The random sample that TABLESAMPLE provides is based on the number of data pages, not the number of records. If you want the number of rows to be specifically limited you will need to use Top(n) as well. I’ve written all my samples based upon AdventureWorksDW so you can run them for yourself later. I’ve listed the variety of ways to call TABLESAMPLE and shown the number of records returned.

FROM [dbo].[FactInternetSales] –60398 Rows returned prior to Table Sample

(6073 row(s) affected)

Let’s say you want to return the same sample set multiple times. For that you will need some value. I picked 11, but you could pick any other you like.

FROM [AdventureWorksDW2014].[dbo].[FactInternetSales]

 (6489 row(s) affected)

When looking at the number of records returned, the values are not 10 percent exactly or particularly consistent in the number of rows returned. If you only want 6039 records returned, you can try the following code, but it doesn’t really do what it says.

FROM [AdventureWorksDW2014].[dbo].[FactInternetSales]  

 (5640 row(s) affected)

This code will provide the exact number of records desired. Noticed I upped the number of rows returned in order to get 6039 rows. If the sample is 6039 you cannot guarantee that you have enough rows returned.

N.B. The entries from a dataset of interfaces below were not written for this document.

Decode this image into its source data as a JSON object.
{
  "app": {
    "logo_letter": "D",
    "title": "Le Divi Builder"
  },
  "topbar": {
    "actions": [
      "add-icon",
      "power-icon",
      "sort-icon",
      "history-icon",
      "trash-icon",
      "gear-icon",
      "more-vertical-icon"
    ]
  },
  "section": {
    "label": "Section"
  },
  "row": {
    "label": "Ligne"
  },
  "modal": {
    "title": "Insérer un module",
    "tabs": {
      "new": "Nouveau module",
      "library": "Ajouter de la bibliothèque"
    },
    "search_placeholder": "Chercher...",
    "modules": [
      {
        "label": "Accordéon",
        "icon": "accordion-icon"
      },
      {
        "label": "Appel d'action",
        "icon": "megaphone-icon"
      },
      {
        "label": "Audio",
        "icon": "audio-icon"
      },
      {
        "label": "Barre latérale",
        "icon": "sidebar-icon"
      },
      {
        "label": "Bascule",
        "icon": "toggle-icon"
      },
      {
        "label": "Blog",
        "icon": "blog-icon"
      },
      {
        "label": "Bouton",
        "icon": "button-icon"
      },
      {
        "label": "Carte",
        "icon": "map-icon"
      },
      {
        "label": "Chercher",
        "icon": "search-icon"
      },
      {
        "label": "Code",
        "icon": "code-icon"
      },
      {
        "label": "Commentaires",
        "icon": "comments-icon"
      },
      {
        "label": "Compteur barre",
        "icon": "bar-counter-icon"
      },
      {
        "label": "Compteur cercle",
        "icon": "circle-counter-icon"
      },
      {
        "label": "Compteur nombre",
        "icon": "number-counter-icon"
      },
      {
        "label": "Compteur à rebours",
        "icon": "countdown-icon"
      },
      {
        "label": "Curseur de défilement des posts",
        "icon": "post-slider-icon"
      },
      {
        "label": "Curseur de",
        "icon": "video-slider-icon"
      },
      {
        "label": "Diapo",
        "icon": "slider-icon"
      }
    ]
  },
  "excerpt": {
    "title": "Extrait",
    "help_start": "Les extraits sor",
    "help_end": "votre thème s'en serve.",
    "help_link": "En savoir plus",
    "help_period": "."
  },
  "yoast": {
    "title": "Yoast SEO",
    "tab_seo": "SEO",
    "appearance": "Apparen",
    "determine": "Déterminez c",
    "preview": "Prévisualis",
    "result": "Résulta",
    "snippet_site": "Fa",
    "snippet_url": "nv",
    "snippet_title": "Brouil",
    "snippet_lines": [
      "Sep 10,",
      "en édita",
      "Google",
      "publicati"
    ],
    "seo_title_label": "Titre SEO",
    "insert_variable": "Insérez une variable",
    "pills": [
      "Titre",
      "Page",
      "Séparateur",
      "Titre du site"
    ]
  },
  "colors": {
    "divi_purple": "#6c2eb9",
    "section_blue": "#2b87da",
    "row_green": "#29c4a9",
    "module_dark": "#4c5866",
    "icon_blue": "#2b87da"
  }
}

SELECT top 6039 *
FROM [AdventureWorksDW2014].[dbo].[FactInternetSales] --60398

(6039 row(s) affected)

Really Random Sample

RandomSampleTABLESAMPLE has some really useful functionality, but for machine learning I need a truly random sample, which TABLESAMPLE does not provide. For that I need NEWID(). The following sample returns approximately 1% (.01) of the 60398 rows.

Select * from [AdventureWorksDW2014].[dbo].[FactInternetSales]
Where 0.01>= Cast(checksum(newid(), [ProductKey]) & 0x7fffffff as float) / Cast(0x7fffffff as int)


Just for fun I ran the same code 3 times and got a variety of rows returned.

(600 row(s) affected)
(607 row(s) affected)
(622 row(s) affected)

The ProductKey is added so that the NEWID() function will calculate a sample for each row. The WHERE statement calculates a random float between 0 and 1. This will truly give me the random sample I would need for a machine learning experiment.

Yours Always

Ginger Grant

Data aficionado et SQL Raconteur